“Manatees used warm-water sites and other winter habitat areas to cope with a strong cold front that recently moved through the region,” said FWC biologist Holly Edwards. “In many of the regions surveyed, warm, sunny weather caused manatees to rest at the water’s surface, which facilitated our efforts to count them in these areas. Calm waters and high visibility also contributed to the high count.”

“We were very fortunate to have near-optimal conditions for our survey this year,” said FWRI Director Gil McRae. “The high count this year is especially encouraging, given the large-scale mortality events that resulted in over 800 deaths in 2013.”

Aerial surveys are conducted annually; weather permitting, to provide researchers with a count of manatees visible in Florida waters at the time of the survey. Because researchers have no way to estimate the number of manatees that were not visible during these surveys, scientists consider these results a minimum count of the statewide population. While this year’s results do not mean that the manatee population grew by nearly 1,000 animals in a single year, they do tell researchers there are at least 6,000 manatees in Florida waters.
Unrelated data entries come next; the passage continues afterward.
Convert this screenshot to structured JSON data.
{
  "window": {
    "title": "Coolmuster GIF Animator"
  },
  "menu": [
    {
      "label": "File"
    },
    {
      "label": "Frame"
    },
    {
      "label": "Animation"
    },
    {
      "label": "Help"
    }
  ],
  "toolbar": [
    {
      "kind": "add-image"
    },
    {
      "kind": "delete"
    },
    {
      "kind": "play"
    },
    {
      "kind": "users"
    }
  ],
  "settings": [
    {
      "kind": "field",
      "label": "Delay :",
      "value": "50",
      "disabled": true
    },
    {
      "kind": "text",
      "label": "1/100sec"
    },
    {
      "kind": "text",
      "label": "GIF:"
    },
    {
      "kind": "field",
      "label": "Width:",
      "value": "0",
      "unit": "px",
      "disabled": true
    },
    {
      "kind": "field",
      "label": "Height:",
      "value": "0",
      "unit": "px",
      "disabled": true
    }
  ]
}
“Counting this many manatees is wonderful news,” said FWC Chairman Richard Corbett. “The high count this year shows that our long-term conservation efforts are working.”